So could MISS or Project Adam have succeeded and put an American in space before Gagarin’s flight in 1961? Had funding been granted at an early enough stage then a sub-orbital flight may have been possible, in fact had von Braun not insisted on an extra Mercury Redstone test ahead of Alan Shepard’s flight, he could still have become the first man in space.
What is more doubtful is whether an American could have beaten Gagarin into orbit. Even the Air Force came to the conclusion that MISS would require the Atlas booster to achieve this and it’s highly doubtful that Atlas could have been made reliable enough for man rating any sooner than it actually was under the auspices of Project Mercury. No other booster available at the time could really have done the job.

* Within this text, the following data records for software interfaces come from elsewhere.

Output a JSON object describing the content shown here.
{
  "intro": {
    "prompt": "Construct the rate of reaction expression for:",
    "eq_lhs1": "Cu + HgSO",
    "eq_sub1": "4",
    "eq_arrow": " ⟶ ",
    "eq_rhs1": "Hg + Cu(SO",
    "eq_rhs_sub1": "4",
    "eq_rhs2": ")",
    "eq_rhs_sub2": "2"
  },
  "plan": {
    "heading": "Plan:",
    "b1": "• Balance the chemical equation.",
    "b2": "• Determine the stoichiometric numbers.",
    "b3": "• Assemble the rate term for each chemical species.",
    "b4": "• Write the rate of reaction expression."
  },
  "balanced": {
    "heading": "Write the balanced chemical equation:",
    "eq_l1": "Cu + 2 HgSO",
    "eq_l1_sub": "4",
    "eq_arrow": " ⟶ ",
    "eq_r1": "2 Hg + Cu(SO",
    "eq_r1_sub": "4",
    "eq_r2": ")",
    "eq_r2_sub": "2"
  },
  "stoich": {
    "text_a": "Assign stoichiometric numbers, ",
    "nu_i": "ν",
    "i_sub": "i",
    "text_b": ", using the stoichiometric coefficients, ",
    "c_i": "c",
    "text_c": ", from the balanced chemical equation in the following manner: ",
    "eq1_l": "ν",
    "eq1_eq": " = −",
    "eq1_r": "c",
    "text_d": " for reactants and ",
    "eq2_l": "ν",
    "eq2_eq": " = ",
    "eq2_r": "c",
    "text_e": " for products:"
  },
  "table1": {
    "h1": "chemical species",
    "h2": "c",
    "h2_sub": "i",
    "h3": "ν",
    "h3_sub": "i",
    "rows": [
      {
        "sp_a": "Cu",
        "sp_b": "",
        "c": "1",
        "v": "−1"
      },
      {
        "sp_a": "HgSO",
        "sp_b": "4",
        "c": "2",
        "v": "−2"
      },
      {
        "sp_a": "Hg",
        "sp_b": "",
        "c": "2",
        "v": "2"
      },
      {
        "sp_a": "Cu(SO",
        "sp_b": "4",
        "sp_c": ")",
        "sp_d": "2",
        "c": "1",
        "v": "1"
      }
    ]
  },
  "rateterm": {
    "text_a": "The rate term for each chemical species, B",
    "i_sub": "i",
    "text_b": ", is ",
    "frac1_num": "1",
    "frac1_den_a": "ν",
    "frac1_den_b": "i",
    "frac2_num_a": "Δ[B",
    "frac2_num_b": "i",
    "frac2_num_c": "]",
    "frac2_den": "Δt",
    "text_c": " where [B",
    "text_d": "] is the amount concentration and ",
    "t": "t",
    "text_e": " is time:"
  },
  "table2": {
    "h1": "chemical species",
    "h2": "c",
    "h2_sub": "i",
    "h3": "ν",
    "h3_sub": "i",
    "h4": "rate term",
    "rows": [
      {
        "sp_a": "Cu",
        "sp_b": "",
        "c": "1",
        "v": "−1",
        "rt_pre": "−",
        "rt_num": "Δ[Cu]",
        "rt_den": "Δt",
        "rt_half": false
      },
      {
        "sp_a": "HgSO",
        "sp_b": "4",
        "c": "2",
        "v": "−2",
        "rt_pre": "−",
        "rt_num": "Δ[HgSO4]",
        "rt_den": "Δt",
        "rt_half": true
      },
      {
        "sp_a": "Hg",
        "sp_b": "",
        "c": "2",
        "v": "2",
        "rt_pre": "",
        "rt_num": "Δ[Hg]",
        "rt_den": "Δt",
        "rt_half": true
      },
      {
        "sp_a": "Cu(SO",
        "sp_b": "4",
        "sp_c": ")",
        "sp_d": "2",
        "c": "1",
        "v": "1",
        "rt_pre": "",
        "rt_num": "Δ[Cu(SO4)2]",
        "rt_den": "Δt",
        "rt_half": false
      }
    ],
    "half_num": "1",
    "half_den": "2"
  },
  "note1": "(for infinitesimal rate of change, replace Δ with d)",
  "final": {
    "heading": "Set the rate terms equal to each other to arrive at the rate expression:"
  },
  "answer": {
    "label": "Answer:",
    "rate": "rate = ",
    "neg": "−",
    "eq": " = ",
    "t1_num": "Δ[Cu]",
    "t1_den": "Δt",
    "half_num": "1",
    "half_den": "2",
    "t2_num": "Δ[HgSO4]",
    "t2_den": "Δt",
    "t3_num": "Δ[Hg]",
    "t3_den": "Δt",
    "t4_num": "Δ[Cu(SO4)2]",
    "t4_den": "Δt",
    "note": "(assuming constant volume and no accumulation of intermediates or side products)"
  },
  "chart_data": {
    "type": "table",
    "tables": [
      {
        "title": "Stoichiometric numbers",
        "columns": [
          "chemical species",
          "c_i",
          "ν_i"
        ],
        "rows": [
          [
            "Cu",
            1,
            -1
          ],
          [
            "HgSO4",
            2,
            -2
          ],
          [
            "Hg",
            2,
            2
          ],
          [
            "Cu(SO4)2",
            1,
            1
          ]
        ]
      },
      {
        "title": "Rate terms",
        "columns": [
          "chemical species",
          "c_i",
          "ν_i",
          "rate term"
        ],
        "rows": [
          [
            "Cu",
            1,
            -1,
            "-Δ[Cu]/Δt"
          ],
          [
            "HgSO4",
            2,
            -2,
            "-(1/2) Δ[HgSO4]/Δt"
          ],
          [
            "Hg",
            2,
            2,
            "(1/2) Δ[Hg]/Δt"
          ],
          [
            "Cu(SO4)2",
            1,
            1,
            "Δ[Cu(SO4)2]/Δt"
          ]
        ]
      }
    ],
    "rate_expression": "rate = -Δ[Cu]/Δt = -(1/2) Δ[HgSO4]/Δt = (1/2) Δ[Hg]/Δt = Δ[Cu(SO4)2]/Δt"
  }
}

Ironically, when it came to early space launchers, the United States was a victim of it’s own success in making smaller nuclear weapons. They developed the missiles required to deliver these, not to loft spacecraft. The Soviet Union, with far larger, less sophisticated warheads to deliver needed the grunt of Korolev’s powerful R7 – a missile of doubtful practicality as a weapon, but as it turned out a highly practical launch vehicle.